WHAT THE EXERCISE ASKS. State how many lines below hold the word "JSON". Give that number and no other text.

[Data items]
_ _ _ _ _ _ _
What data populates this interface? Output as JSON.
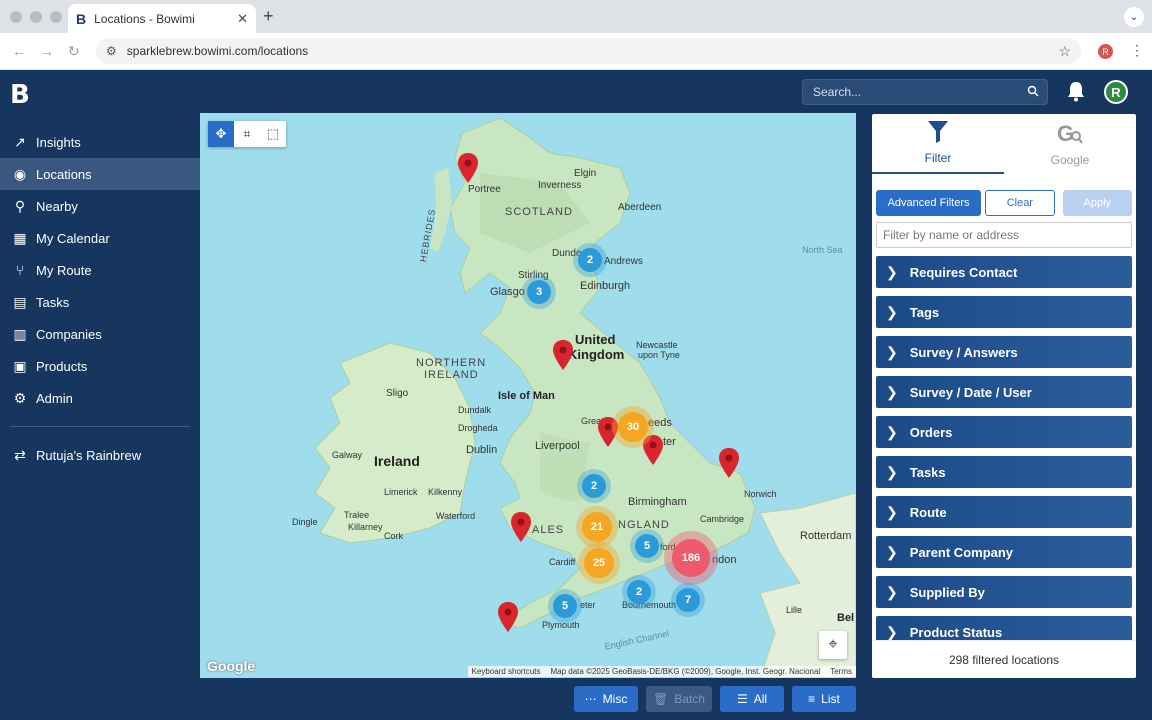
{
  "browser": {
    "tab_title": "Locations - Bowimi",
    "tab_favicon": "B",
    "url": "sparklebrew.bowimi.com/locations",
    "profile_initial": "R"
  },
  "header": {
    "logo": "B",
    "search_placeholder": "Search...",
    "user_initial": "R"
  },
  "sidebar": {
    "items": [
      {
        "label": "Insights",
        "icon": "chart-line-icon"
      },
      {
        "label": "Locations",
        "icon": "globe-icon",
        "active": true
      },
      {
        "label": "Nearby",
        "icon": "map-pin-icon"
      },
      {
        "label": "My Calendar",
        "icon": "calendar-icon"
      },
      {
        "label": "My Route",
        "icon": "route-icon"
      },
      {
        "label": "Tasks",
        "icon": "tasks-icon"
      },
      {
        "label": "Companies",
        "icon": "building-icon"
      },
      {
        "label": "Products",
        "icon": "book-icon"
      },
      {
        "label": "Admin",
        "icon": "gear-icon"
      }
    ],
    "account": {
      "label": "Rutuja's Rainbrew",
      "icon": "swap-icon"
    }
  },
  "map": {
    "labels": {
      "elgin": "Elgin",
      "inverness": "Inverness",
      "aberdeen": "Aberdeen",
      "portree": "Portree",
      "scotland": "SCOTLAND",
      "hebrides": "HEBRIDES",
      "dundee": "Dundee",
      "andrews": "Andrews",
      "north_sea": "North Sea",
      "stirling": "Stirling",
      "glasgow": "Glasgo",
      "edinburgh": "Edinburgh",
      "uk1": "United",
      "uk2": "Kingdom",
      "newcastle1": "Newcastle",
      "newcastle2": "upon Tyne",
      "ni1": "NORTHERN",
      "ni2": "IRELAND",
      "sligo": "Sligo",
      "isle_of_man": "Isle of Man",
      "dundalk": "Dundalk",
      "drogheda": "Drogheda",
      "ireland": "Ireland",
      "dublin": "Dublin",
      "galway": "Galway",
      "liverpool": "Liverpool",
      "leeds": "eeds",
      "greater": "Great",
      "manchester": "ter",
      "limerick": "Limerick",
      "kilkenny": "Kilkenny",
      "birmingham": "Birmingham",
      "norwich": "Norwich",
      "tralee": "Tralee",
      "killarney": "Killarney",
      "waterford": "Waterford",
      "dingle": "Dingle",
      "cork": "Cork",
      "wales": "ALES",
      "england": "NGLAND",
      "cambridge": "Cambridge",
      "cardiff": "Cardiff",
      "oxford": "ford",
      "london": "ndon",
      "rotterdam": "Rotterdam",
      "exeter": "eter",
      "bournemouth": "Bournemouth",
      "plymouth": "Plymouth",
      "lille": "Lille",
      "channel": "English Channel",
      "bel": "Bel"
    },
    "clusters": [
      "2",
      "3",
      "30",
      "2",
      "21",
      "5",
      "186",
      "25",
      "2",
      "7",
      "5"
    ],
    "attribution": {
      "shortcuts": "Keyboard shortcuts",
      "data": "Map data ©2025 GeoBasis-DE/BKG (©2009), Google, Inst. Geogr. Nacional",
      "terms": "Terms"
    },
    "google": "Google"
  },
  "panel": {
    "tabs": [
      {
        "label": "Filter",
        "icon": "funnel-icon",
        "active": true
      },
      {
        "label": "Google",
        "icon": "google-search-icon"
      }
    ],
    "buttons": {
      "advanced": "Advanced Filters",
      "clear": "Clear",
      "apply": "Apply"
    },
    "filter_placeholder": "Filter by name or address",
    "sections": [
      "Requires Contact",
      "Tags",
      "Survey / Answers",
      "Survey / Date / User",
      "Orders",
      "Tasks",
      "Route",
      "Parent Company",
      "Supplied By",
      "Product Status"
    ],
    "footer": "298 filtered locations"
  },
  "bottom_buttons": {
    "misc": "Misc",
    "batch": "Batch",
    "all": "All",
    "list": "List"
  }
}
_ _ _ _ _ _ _
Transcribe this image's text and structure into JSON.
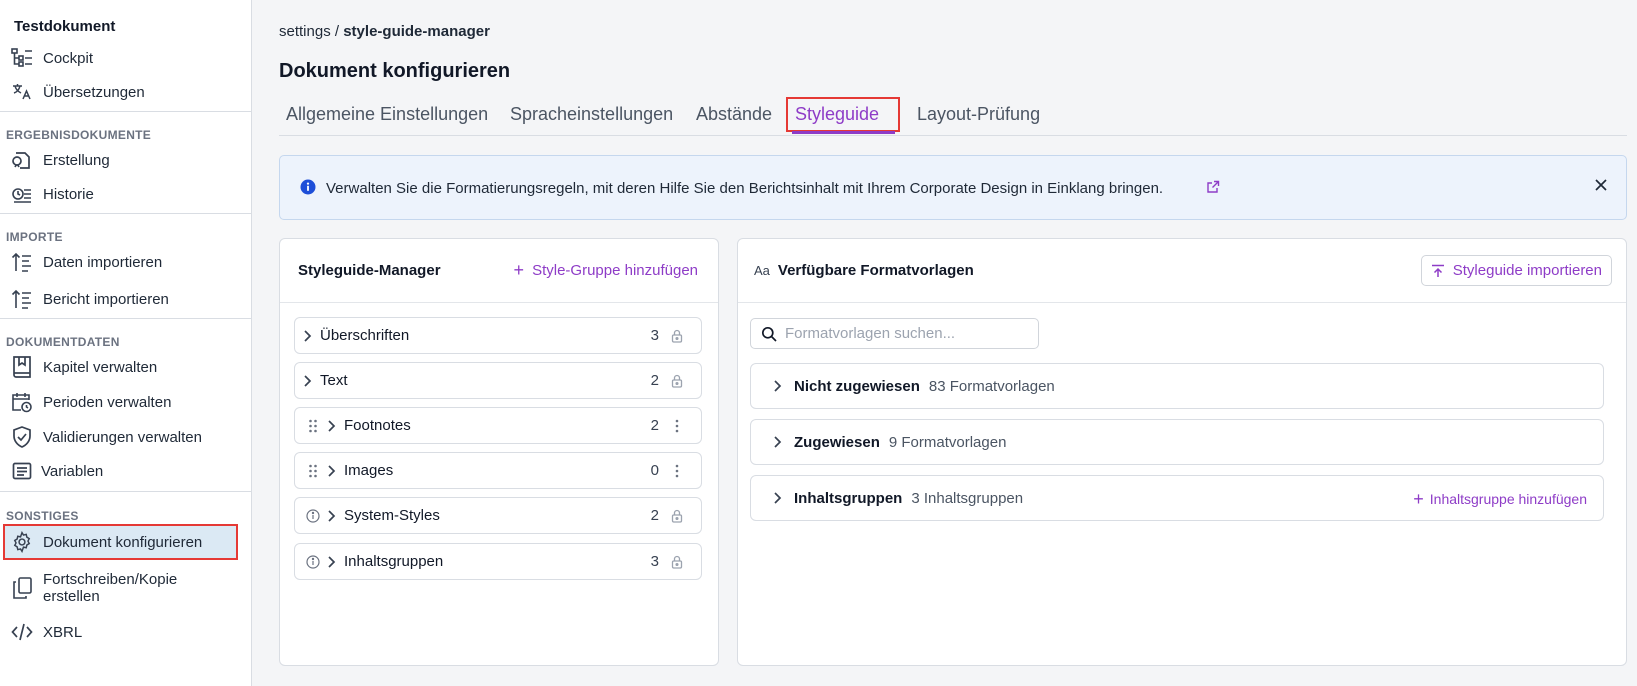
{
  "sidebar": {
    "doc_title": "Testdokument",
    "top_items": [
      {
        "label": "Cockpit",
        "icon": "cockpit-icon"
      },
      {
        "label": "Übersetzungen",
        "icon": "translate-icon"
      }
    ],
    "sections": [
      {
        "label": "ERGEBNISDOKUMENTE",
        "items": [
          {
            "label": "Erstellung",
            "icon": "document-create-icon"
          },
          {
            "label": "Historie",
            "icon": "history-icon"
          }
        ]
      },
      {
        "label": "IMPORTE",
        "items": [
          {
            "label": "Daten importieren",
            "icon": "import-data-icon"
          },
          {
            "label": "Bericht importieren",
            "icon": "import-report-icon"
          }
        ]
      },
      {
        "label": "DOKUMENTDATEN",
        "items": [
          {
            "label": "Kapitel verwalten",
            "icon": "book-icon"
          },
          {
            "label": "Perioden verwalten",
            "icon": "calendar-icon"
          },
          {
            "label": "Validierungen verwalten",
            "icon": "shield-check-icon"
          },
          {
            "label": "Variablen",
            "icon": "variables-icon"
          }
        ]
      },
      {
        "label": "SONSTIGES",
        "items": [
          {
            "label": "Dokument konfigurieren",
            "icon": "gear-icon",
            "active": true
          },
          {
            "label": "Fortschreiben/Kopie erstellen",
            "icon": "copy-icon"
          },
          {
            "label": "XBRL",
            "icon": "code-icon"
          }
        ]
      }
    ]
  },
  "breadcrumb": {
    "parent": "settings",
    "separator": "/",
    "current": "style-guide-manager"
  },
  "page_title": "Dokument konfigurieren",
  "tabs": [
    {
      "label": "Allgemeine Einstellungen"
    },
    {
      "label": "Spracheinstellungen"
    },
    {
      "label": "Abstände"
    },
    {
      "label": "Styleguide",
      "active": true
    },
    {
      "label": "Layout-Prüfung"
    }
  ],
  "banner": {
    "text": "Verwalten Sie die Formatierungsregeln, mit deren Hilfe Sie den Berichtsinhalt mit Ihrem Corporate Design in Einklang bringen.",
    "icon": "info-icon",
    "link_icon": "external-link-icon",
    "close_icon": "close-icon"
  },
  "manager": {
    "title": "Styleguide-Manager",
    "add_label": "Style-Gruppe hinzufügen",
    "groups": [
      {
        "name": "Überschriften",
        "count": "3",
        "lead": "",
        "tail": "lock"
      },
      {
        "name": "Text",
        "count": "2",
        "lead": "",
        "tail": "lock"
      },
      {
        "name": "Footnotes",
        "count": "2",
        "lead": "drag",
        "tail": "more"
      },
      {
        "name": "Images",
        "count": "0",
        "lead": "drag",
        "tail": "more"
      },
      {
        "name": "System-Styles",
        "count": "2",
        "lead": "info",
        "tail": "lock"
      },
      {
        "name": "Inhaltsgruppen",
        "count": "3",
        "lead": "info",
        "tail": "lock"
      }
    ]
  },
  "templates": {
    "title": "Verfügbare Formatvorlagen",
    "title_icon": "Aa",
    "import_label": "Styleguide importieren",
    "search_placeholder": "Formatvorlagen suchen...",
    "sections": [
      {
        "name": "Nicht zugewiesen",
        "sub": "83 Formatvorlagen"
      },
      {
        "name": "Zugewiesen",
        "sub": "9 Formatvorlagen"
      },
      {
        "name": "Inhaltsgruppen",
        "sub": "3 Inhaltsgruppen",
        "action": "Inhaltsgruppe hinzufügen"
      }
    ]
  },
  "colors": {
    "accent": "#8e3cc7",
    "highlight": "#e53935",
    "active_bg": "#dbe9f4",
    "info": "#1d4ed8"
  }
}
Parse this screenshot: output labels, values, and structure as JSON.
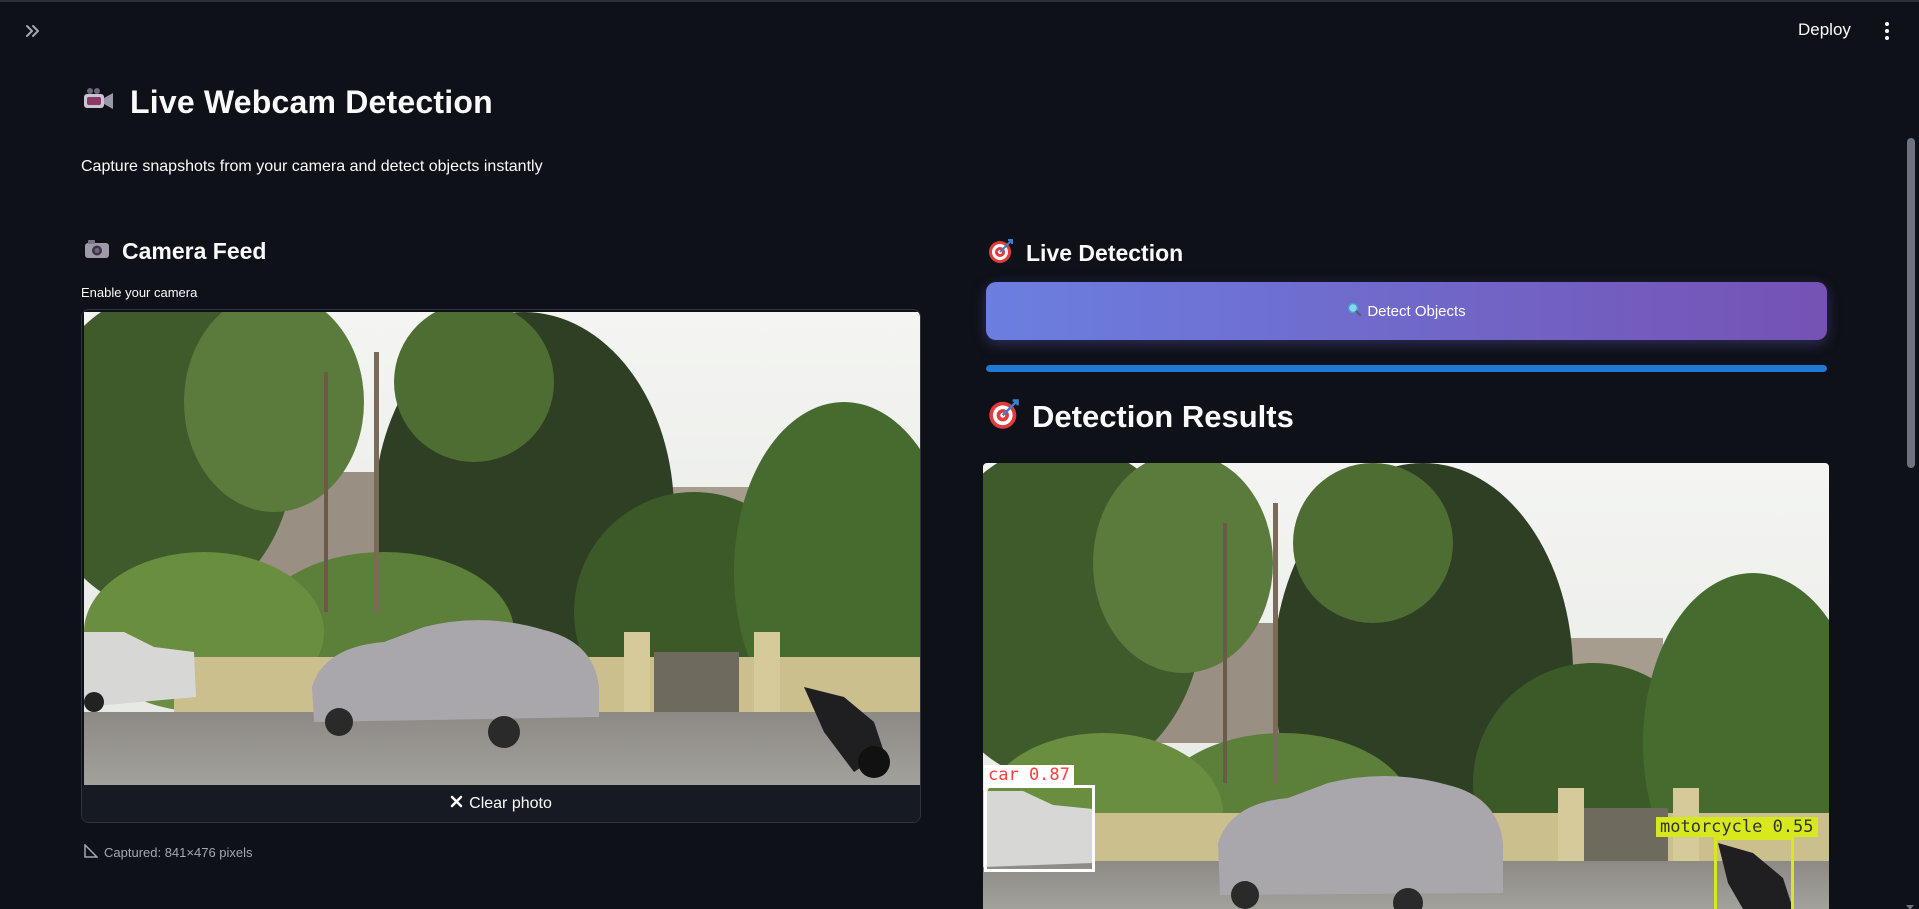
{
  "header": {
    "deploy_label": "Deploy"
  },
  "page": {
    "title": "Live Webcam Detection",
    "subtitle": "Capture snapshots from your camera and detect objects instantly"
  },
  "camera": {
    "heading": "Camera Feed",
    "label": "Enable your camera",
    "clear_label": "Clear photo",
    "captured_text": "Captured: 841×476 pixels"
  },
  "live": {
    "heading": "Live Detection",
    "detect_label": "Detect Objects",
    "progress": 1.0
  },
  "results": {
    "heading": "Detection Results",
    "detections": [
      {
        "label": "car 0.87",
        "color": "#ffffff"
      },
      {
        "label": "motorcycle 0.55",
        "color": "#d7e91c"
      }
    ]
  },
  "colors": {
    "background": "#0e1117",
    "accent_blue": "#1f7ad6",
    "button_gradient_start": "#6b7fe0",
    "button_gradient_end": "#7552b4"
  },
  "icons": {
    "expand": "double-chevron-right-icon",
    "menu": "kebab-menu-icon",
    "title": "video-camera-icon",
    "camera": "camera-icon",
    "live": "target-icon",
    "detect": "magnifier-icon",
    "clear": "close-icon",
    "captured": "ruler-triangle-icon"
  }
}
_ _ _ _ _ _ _
RESULT. 3